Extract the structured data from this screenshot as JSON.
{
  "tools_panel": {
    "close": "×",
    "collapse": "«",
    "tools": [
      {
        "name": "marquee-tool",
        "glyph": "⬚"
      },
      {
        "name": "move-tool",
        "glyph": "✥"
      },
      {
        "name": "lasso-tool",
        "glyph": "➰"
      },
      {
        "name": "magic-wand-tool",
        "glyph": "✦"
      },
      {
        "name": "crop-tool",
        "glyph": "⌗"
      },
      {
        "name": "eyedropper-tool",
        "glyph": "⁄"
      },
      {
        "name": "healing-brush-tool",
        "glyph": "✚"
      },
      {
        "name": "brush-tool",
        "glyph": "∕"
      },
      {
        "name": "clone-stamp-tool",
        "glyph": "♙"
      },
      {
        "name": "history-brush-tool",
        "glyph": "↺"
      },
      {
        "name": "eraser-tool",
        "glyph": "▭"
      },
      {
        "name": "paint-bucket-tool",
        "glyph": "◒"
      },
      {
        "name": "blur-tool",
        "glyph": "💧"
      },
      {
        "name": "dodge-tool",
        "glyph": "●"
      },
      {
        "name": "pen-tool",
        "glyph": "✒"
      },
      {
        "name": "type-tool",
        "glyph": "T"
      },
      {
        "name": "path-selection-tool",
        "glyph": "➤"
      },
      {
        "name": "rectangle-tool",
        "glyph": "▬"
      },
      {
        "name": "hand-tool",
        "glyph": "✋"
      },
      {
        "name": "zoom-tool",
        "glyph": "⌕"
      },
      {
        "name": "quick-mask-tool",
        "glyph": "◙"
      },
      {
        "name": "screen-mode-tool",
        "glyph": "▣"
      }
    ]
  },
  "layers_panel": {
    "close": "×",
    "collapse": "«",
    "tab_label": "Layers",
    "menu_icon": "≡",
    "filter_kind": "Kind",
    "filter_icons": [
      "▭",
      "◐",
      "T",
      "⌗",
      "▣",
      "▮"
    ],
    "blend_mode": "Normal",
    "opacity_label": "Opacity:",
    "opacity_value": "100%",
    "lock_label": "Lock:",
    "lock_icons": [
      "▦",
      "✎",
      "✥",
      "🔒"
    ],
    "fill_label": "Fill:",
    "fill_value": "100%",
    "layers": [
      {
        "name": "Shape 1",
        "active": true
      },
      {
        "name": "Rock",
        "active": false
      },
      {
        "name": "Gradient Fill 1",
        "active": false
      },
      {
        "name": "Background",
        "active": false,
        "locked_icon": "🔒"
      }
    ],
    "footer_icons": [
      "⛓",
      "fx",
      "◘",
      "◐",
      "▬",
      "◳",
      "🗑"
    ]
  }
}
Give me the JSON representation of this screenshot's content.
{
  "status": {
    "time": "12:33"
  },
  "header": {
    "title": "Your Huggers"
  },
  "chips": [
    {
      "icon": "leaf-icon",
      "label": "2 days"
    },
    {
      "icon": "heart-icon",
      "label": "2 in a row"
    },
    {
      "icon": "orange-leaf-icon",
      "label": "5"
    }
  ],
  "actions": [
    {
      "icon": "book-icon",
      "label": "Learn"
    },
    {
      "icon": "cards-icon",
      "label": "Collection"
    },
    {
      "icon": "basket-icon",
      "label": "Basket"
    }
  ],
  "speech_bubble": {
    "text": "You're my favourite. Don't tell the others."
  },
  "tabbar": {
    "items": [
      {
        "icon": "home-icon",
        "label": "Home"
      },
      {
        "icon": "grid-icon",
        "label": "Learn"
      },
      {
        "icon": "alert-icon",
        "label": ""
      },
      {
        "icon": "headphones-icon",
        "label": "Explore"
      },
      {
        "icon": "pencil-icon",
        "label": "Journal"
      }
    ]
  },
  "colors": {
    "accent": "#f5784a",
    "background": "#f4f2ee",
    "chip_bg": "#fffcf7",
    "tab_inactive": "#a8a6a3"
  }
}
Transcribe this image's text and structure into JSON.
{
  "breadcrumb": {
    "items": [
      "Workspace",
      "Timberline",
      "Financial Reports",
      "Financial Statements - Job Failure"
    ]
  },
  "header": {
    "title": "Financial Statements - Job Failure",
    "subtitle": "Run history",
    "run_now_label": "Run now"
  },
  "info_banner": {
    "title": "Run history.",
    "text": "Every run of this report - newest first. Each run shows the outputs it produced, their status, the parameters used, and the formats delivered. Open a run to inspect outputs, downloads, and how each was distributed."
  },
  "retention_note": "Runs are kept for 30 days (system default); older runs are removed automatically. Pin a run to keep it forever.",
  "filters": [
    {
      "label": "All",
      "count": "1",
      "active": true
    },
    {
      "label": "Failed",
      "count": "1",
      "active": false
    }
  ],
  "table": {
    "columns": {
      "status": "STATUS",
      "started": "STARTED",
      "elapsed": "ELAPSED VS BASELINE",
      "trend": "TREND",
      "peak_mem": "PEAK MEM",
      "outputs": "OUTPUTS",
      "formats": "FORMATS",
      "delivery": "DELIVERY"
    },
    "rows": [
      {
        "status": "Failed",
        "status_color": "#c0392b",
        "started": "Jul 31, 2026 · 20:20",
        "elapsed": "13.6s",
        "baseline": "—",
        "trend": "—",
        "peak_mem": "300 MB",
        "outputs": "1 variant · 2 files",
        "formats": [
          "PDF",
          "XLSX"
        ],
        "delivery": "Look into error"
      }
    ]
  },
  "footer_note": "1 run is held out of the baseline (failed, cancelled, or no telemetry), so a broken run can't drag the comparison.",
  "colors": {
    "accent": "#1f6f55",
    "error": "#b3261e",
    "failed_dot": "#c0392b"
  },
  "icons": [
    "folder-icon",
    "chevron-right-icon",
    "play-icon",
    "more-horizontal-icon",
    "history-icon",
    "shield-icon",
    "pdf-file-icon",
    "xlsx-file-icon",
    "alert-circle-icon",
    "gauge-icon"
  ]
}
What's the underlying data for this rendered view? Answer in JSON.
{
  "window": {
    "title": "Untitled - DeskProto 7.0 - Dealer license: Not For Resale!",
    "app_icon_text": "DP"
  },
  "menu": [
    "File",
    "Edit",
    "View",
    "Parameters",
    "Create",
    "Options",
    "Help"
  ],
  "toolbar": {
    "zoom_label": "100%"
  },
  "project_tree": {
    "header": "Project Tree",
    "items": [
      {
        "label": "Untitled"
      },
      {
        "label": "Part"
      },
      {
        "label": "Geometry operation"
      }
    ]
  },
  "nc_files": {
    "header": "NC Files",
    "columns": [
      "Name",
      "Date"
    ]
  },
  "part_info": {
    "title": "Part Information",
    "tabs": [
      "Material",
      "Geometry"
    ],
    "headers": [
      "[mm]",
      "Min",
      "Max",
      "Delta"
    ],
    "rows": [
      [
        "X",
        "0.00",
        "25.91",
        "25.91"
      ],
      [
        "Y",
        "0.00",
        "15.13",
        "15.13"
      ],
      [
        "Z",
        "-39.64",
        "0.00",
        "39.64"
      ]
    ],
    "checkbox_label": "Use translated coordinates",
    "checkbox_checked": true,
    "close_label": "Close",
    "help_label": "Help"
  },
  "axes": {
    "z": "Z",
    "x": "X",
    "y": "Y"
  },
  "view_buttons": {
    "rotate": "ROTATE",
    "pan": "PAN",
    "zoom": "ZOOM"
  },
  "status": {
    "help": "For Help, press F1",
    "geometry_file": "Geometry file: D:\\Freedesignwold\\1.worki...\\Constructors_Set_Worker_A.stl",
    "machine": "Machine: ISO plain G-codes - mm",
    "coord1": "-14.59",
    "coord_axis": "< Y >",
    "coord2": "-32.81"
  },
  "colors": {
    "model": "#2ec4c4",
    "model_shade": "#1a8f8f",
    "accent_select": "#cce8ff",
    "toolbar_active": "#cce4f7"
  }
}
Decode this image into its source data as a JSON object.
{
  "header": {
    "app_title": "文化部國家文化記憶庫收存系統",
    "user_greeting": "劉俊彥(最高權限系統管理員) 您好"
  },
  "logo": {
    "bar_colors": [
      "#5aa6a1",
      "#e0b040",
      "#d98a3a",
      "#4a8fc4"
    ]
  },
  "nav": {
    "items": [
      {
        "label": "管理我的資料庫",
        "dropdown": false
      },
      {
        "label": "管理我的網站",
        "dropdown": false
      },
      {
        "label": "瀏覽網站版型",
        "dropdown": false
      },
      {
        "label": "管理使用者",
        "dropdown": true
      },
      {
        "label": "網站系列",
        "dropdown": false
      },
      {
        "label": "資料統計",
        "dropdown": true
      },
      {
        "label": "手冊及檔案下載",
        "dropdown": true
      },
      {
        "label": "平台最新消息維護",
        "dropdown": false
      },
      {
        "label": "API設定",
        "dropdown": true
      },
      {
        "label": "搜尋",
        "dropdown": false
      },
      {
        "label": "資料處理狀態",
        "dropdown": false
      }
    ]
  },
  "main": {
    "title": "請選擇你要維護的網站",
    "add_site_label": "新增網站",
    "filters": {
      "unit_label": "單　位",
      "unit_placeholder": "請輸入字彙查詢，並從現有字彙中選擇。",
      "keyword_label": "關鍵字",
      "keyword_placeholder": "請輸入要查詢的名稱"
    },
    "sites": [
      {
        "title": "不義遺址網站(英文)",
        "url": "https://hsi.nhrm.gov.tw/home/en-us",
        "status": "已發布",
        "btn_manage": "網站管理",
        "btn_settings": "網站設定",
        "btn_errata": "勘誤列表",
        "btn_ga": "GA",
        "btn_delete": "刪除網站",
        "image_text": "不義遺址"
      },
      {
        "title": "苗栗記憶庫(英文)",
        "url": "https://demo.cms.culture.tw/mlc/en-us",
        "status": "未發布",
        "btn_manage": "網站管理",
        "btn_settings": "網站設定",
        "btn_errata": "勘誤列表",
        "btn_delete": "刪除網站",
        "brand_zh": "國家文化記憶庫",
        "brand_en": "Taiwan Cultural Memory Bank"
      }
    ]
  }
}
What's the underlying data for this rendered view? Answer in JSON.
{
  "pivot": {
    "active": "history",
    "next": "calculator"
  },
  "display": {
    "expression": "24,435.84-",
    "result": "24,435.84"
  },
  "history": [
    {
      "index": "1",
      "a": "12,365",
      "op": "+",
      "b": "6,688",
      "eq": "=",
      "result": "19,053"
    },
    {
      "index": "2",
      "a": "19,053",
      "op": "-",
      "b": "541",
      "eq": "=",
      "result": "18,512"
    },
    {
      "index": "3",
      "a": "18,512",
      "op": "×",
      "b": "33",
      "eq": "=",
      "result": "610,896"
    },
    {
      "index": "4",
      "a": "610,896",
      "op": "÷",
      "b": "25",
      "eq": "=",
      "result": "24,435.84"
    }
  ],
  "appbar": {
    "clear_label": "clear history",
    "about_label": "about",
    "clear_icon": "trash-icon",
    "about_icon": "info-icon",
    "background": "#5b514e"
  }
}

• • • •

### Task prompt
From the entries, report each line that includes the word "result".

### The completed task
    "result": "24,435.84"
      "result": "19,053"
      "result": "18,512"
      "result": "610,896"
      "result": "24,435.84"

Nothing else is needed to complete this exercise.